Actually, it's the stamps that are simple.

Painters and colored pencil artists always start with a basic sketch. While the levels of detail may vary, artists generally give themselves only the strong basic shapes and landmarks.

What they DO NOT draw every last freekin' detail. They don't draw whiskers, veins, wrinkles, or texture marks. Artist's starter-drawings are simplistic because:

  • there's no point in drawing something that's going to be painted over

  • guide lines can peek through later, ruining the look of the finished piece

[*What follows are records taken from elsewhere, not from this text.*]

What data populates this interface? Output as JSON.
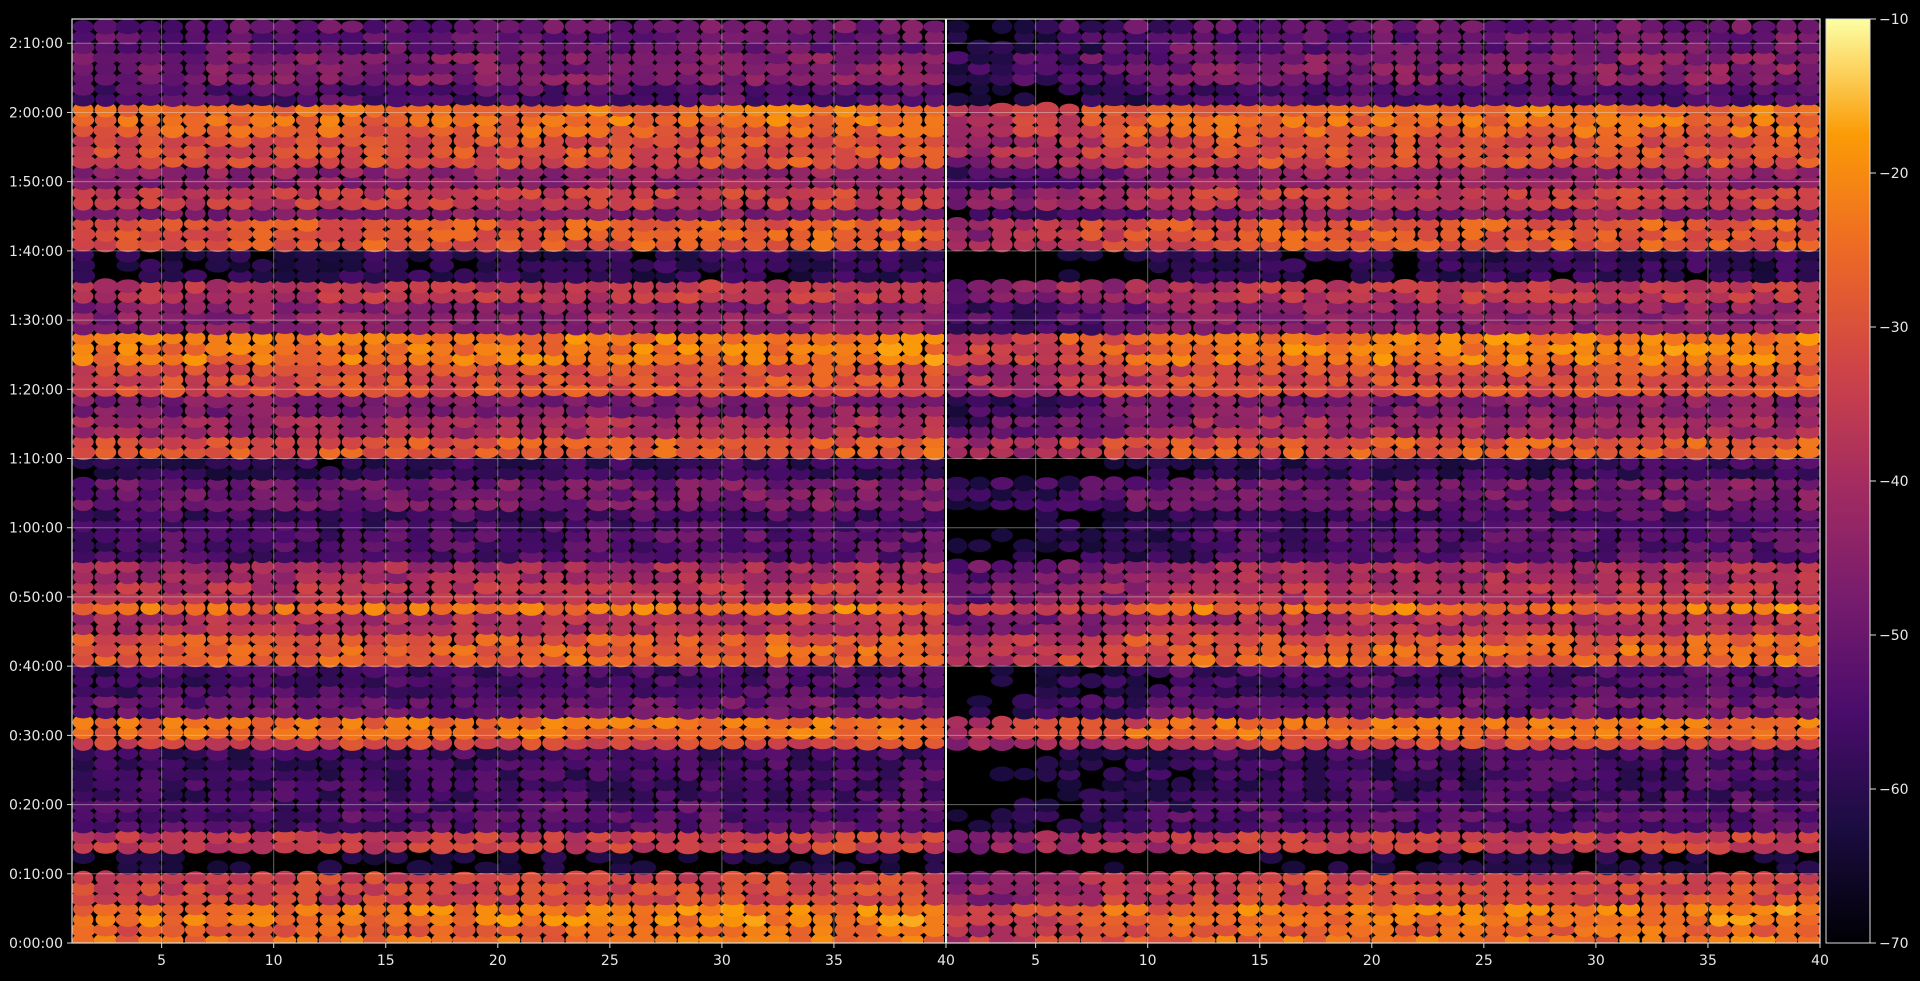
{
  "chart_data": {
    "type": "heatmap",
    "title": "",
    "xlabel": "",
    "ylabel": "",
    "panels": [
      {
        "name": "left",
        "xlim": [
          1,
          40
        ],
        "x_ticks": [
          5,
          10,
          15,
          20,
          25,
          30,
          35,
          40
        ]
      },
      {
        "name": "right",
        "xlim": [
          1,
          40
        ],
        "x_ticks": [
          5,
          10,
          15,
          20,
          25,
          30,
          35,
          40
        ]
      }
    ],
    "y_axis": {
      "unit": "elapsed time (h:mm:ss)",
      "ylim_minutes": [
        0,
        133.5
      ],
      "tick_minutes": [
        0,
        10,
        20,
        30,
        40,
        50,
        60,
        70,
        80,
        90,
        100,
        110,
        120,
        130
      ],
      "tick_labels": [
        "0:00:00",
        "0:10:00",
        "0:20:00",
        "0:30:00",
        "0:40:00",
        "0:50:00",
        "1:00:00",
        "1:10:00",
        "1:20:00",
        "1:30:00",
        "1:40:00",
        "1:50:00",
        "2:00:00",
        "2:10:00"
      ]
    },
    "colorbar": {
      "colormap": "inferno",
      "range": [
        -70,
        -10
      ],
      "ticks": [
        -10,
        -20,
        -30,
        -40,
        -50,
        -60,
        -70
      ],
      "tick_labels": [
        "−10",
        "−20",
        "−30",
        "−40",
        "−50",
        "−60",
        "−70"
      ]
    },
    "grid": true,
    "row_step_minutes": 1.5,
    "levels_by_time_band": [
      {
        "from": 0,
        "to": 1,
        "value": -26
      },
      {
        "from": 1,
        "to": 3,
        "value": -28
      },
      {
        "from": 3,
        "to": 5.5,
        "value": -24
      },
      {
        "from": 5.5,
        "to": 9.5,
        "value": -34
      },
      {
        "from": 9.5,
        "to": 13.5,
        "value": -66
      },
      {
        "from": 13.5,
        "to": 16.5,
        "value": -36
      },
      {
        "from": 16.5,
        "to": 21,
        "value": -55
      },
      {
        "from": 21,
        "to": 28,
        "value": -58
      },
      {
        "from": 28,
        "to": 29.5,
        "value": -34
      },
      {
        "from": 29.5,
        "to": 32.5,
        "value": -26
      },
      {
        "from": 32.5,
        "to": 35.5,
        "value": -52
      },
      {
        "from": 35.5,
        "to": 40.5,
        "value": -57
      },
      {
        "from": 40.5,
        "to": 42.5,
        "value": -28
      },
      {
        "from": 42.5,
        "to": 45,
        "value": -30
      },
      {
        "from": 45,
        "to": 47.5,
        "value": -40
      },
      {
        "from": 47.5,
        "to": 49.5,
        "value": -25
      },
      {
        "from": 49.5,
        "to": 52.5,
        "value": -38
      },
      {
        "from": 52.5,
        "to": 55.5,
        "value": -42
      },
      {
        "from": 55.5,
        "to": 60,
        "value": -55
      },
      {
        "from": 60,
        "to": 62.5,
        "value": -57
      },
      {
        "from": 62.5,
        "to": 66.5,
        "value": -50
      },
      {
        "from": 66.5,
        "to": 70.5,
        "value": -60
      },
      {
        "from": 70.5,
        "to": 72.5,
        "value": -30
      },
      {
        "from": 72.5,
        "to": 75.5,
        "value": -42
      },
      {
        "from": 75.5,
        "to": 79.5,
        "value": -48
      },
      {
        "from": 79.5,
        "to": 84,
        "value": -32
      },
      {
        "from": 84,
        "to": 88.5,
        "value": -24
      },
      {
        "from": 88.5,
        "to": 93,
        "value": -46
      },
      {
        "from": 93,
        "to": 96,
        "value": -38
      },
      {
        "from": 96,
        "to": 100.5,
        "value": -62
      },
      {
        "from": 100.5,
        "to": 104,
        "value": -30
      },
      {
        "from": 104,
        "to": 106.5,
        "value": -48
      },
      {
        "from": 106.5,
        "to": 109,
        "value": -36
      },
      {
        "from": 109,
        "to": 112.5,
        "value": -45
      },
      {
        "from": 112.5,
        "to": 116.5,
        "value": -32
      },
      {
        "from": 116.5,
        "to": 118.5,
        "value": -28
      },
      {
        "from": 118.5,
        "to": 121,
        "value": -26
      },
      {
        "from": 121,
        "to": 124.5,
        "value": -55
      },
      {
        "from": 124.5,
        "to": 128.5,
        "value": -48
      },
      {
        "from": 128.5,
        "to": 133.5,
        "value": -52
      }
    ],
    "right_panel_low_x_offset": -14,
    "right_panel_low_x_threshold": 12
  }
}
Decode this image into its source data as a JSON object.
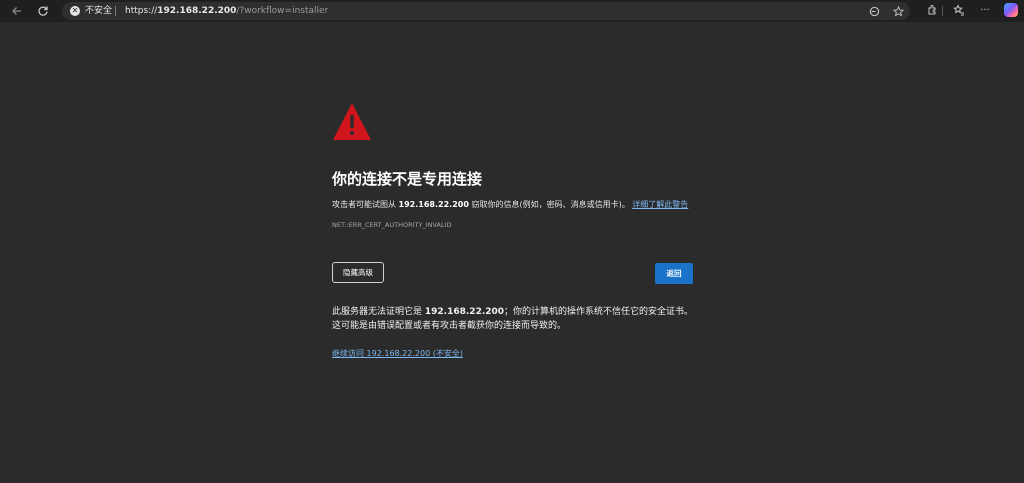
{
  "browser": {
    "insecure_label": "不安全",
    "url_scheme": "https://",
    "url_host": "192.168.22.200",
    "url_path": "/?workflow=installer"
  },
  "page": {
    "heading": "你的连接不是专用连接",
    "desc_prefix": "攻击者可能试图从",
    "desc_host": "192.168.22.200",
    "desc_suffix": "窃取你的信息(例如，密码、消息或信用卡)。",
    "details_link": "详细了解此警告",
    "error_code": "NET::ERR_CERT_AUTHORITY_INVALID",
    "hide_advanced_label": "隐藏高级",
    "back_label": "返回",
    "explain_prefix": "此服务器无法证明它是",
    "explain_host": "192.168.22.200",
    "explain_suffix": "；你的计算机的操作系统不信任它的安全证书。这可能是由错误配置或者有攻击者截获你的连接而导致的。",
    "proceed_link": "继续访问 192.168.22.200 (不安全)"
  },
  "colors": {
    "background": "#2b2b2b",
    "warning_red": "#d0161c",
    "primary_button": "#1a73c9",
    "link": "#7cb7f2"
  },
  "icons": {
    "back": "arrow-left-icon",
    "reload": "reload-icon",
    "insecure": "not-secure-icon",
    "warning": "warning-triangle-icon"
  }
}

Stamps are different. Stamp companies and stamp artists want to sell their images to as wide an audience as possible. That means working to the lowest common denominator- in stamps that would be the card maker who stamps the image in a single color and leaves it plain.

So when you know your stamp may never be colored, you tend to add lots of tiny details, texture marks, and artistic squiggles. Commercial stamps tend to be over-decorated because wide-market stamps must look great naked.

Those details are a gigantic problem if you intend to color the image realistically or use it for watercoloring.

 

Vanilla Arts Co. digi stamps are plain vanilla

On purpose.

Your coloring should be the star of the show, not my stamp images.

I draw just the bare minimum and I encourage you to print my stamps in as light a gray as you can get away with. I want to fade into the background and let you sing center stage.

I give you only what you need and then I sit back and let you take over.

 

Fully tested images

Here's a bonus fact:

I teach with these images. Before it goes up in my shop, each stamp has been colored by 20-30 students. And I watch them as they color.

So there are no surprise areas, no debating what the weird shapes are, no flower stems that lead nowhere, no unattached locks of hair, no extra hands on a mermaid.

(Not kidding- I taught a class using an incredibly popular commercial mermaid stamp and found she had two right hands)

My drawings are clean and clear.

 

Check out my new stamp shop

... and hey, let me know if you don't see the VanArCo stamp you're looking for. I've got 5 years of original digis just sitting here twiddling their thumbs. I can dig for your favorite and pop it into the shop ahead-of-schedule.

Ask and ye shall have coloring materials!

VanillaArts.com
 
 

H2Oh! Botanical Watercolor Classes for Copic Colorers- Checkerboard Geranium

 

Warm colors love mud

They don't mean to, it's just what happens when you try to add shade to sunny yellows, snappy oranges, and warm reds.

"Checkerboard Geranium" H2oh! lesson for Aug 2016. Learn to apply your coloring skills to watercolor. | VanillaArts.com

Why?

Because gray is naturally cool. Even if it says "warm". Warm simply means warmer than cool.

Learning to add realistic shade to warm colors is important in art but it's essential in watercolor. 

This month we're celebrating Scarlet, a warm and almost orange version of red. Learn how to shade Scarlet beautifully.

Join us for watercolor class!

 

Wednesday, August 17th from 6 to 8:30pm

Remember When Scrapbooking is in Macomb Township, Michigan. Seats are limited so call to RSVP at 586.598.1810.

Watercolor Lesson: Shading warm colors

Color Theory Lesson: Using the CMY color wheel to prevent mud

Image: "Checkerboard Geranium" by Vanilla Arts Co.

No drawing skills required! 

Join us, we laugh while we learn. It's great fun.